**PROVIDED RECORDS**

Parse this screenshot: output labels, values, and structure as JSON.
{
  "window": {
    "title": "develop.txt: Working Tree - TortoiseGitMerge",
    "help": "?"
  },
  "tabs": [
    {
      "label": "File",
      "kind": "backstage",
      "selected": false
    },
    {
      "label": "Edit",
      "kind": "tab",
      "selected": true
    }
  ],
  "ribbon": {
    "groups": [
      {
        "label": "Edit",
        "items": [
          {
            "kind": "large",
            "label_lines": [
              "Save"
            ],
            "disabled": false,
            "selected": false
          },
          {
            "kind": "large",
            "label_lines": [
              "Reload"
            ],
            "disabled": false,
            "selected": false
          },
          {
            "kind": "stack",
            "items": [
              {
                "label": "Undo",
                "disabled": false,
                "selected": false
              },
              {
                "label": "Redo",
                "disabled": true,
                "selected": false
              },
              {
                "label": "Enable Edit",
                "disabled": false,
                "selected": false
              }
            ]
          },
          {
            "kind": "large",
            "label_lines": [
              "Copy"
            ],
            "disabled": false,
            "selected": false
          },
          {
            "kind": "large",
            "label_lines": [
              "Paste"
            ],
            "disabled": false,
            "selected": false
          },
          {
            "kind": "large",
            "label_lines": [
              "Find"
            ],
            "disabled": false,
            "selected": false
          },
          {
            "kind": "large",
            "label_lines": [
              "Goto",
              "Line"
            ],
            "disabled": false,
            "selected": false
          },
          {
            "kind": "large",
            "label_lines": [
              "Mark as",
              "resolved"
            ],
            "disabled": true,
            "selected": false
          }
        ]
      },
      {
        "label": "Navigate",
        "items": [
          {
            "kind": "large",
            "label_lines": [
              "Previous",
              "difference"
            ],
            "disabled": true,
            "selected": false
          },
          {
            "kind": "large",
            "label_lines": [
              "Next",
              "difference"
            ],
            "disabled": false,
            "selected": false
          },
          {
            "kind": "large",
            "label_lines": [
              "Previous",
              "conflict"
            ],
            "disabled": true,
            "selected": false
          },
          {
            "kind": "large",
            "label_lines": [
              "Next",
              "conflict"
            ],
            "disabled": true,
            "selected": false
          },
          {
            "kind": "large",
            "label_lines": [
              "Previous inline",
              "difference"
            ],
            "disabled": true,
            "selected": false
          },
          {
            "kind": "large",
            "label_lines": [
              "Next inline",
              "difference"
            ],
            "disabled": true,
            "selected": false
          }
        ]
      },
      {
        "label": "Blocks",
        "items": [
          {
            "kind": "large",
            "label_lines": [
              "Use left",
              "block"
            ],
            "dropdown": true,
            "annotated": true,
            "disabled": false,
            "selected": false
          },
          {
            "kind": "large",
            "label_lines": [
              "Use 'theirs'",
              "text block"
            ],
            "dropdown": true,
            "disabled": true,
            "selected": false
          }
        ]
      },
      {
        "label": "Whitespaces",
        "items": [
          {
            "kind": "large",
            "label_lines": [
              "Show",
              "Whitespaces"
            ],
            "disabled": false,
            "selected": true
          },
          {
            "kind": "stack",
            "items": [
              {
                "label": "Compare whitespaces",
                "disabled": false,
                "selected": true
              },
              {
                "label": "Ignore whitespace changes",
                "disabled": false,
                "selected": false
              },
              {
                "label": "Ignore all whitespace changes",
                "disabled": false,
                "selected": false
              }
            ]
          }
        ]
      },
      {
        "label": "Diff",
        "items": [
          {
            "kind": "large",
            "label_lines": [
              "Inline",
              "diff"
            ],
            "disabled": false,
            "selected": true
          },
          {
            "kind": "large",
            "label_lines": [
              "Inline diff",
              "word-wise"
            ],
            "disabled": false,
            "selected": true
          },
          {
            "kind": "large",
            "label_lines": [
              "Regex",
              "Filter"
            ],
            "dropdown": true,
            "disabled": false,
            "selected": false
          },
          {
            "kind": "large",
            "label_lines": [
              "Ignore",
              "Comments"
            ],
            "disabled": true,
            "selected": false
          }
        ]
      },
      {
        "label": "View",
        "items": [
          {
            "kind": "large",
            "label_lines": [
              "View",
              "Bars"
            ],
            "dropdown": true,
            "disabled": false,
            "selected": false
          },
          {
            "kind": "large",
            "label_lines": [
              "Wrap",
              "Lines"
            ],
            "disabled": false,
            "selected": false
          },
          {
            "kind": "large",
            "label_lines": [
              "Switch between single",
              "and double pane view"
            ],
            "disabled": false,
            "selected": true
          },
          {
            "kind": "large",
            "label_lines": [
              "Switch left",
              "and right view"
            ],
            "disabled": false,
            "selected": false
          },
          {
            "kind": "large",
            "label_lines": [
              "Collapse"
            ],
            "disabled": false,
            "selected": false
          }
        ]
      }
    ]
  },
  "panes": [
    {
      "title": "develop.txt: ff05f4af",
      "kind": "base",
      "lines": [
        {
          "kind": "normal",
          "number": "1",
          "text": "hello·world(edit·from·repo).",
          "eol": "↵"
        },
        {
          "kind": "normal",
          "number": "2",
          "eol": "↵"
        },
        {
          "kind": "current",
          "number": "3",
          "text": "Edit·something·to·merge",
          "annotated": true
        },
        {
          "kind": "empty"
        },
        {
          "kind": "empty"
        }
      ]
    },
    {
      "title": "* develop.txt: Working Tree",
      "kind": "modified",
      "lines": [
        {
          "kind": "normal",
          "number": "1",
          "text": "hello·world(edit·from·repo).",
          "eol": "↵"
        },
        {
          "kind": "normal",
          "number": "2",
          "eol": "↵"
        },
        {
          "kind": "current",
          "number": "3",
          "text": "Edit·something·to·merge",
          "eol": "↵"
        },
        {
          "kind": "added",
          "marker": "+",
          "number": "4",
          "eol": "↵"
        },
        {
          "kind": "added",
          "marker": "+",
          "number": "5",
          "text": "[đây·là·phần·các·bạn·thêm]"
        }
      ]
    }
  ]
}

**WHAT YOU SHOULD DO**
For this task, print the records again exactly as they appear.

**FINISHED TASK**
Parse this screenshot: output labels, values, and structure as JSON.
{
  "window": {
    "title": "develop.txt: Working Tree - TortoiseGitMerge",
    "help": "?"
  },
  "tabs": [
    {
      "label": "File",
      "kind": "backstage",
      "selected": false
    },
    {
      "label": "Edit",
      "kind": "tab",
      "selected": true
    }
  ],
  "ribbon": {
    "groups": [
      {
        "label": "Edit",
        "items": [
          {
            "kind": "large",
            "label_lines": [
              "Save"
            ],
            "disabled": false,
            "selected": false
          },
          {
            "kind": "large",
            "label_lines": [
              "Reload"
            ],
            "disabled": false,
            "selected": false
          },
          {
            "kind": "stack",
            "items": [
              {
                "label": "Undo",
                "disabled": false,
                "selected": false
              },
              {
                "label": "Redo",
                "disabled": true,
                "selected": false
              },
              {
                "label": "Enable Edit",
                "disabled": false,
                "selected": false
              }
            ]
          },
          {
            "kind": "large",
            "label_lines": [
              "Copy"
            ],
            "disabled": false,
            "selected": false
          },
          {
            "kind": "large",
            "label_lines": [
              "Paste"
            ],
            "disabled": false,
            "selected": false
          },
          {
            "kind": "large",
            "label_lines": [
              "Find"
            ],
            "disabled": false,
            "selected": false
          },
          {
            "kind": "large",
            "label_lines": [
              "Goto",
              "Line"
            ],
            "disabled": false,
            "selected": false
          },
          {
            "kind": "large",
            "label_lines": [
              "Mark as",
              "resolved"
            ],
            "disabled": true,
            "selected": false
          }
        ]
      },
      {
        "label": "Navigate",
        "items": [
          {
            "kind": "large",
            "label_lines": [
              "Previous",
              "difference"
            ],
            "disabled": true,
            "selected": false
          },
          {
            "kind": "large",
            "label_lines": [
              "Next",
              "difference"
            ],
            "disabled": false,
            "selected": false
          },
          {
            "kind": "large",
            "label_lines": [
              "Previous",
              "conflict"
            ],
            "disabled": true,
            "selected": false
          },
          {
            "kind": "large",
            "label_lines": [
              "Next",
              "conflict"
            ],
            "disabled": true,
            "selected": false
          },
          {
            "kind": "large",
            "label_lines": [
              "Previous inline",
              "difference"
            ],
            "disabled": true,
            "selected": false
          },
          {
            "kind": "large",
            "label_lines": [
              "Next inline",
              "difference"
            ],
            "disabled": true,
            "selected": false
          }
        ]
      },
      {
        "label": "Blocks",
        "items": [
          {
            "kind": "large",
            "label_lines": [
              "Use left",
              "block"
            ],
            "dropdown": true,
            "annotated": true,
            "disabled": false,
            "selected": false
          },
          {
            "kind": "large",
            "label_lines": [
              "Use 'theirs'",
              "text block"
            ],
            "dropdown": true,
            "disabled": true,
            "selected": false
          }
        ]
      },
      {
        "label": "Whitespaces",
        "items": [
          {
            "kind": "large",
            "label_lines": [
              "Show",
              "Whitespaces"
            ],
            "disabled": false,
            "selected": true
          },
          {
            "kind": "stack",
            "items": [
              {
                "label": "Compare whitespaces",
                "disabled": false,
                "selected": true
              },
              {
                "label": "Ignore whitespace changes",
                "disabled": false,
                "selected": false
              },
              {
                "label": "Ignore all whitespace changes",
                "disabled": false,
                "selected": false
              }
            ]
          }
        ]
      },
      {
        "label": "Diff",
        "items": [
          {
            "kind": "large",
            "label_lines": [
              "Inline",
              "diff"
            ],
            "disabled": false,
            "selected": true
          },
          {
            "kind": "large",
            "label_lines": [
              "Inline diff",
              "word-wise"
            ],
            "disabled": false,
            "selected": true
          },
          {
            "kind": "large",
            "label_lines": [
              "Regex",
              "Filter"
            ],
            "dropdown": true,
            "disabled": false,
            "selected": false
          },
          {
            "kind": "large",
            "label_lines": [
              "Ignore",
              "Comments"
            ],
            "disabled": true,
            "selected": false
          }
        ]
      },
      {
        "label": "View",
        "items": [
          {
            "kind": "large",
            "label_lines": [
              "View",
              "Bars"
            ],
            "dropdown": true,
            "disabled": false,
            "selected": false
          },
          {
            "kind": "large",
            "label_lines": [
              "Wrap",
              "Lines"
            ],
            "disabled": false,
            "selected": false
          },
          {
            "kind": "large",
            "label_lines": [
              "Switch between single",
              "and double pane view"
            ],
            "disabled": false,
            "selected": true
          },
          {
            "kind": "large",
            "label_lines": [
              "Switch left",
              "and right view"
            ],
            "disabled": false,
            "selected": false
          },
          {
            "kind": "large",
            "label_lines": [
              "Collapse"
            ],
            "disabled": false,
            "selected": false
          }
        ]
      }
    ]
  },
  "panes": [
    {
      "title": "develop.txt: ff05f4af",
      "kind": "base",
      "lines": [
        {
          "kind": "normal",
          "number": "1",
          "text": "hello·world(edit·from·repo).",
          "eol": "↵"
        },
        {
          "kind": "normal",
          "number": "2",
          "eol": "↵"
        },
        {
          "kind": "current",
          "number": "3",
          "text": "Edit·something·to·merge",
          "annotated": true
        },
        {
          "kind": "empty"
        },
        {
          "kind": "empty"
        }
      ]
    },
    {
      "title": "* develop.txt: Working Tree",
      "kind": "modified",
      "lines": [
        {
          "kind": "normal",
          "number": "1",
          "text": "hello·world(edit·from·repo).",
          "eol": "↵"
        },
        {
          "kind": "normal",
          "number": "2",
          "eol": "↵"
        },
        {
          "kind": "current",
          "number": "3",
          "text": "Edit·something·to·merge",
          "eol": "↵"
        },
        {
          "kind": "added",
          "marker": "+",
          "number": "4",
          "eol": "↵"
        },
        {
          "kind": "added",
          "marker": "+",
          "number": "5",
          "text": "[đây·là·phần·các·bạn·thêm]"
        }
      ]
    }
  ]
}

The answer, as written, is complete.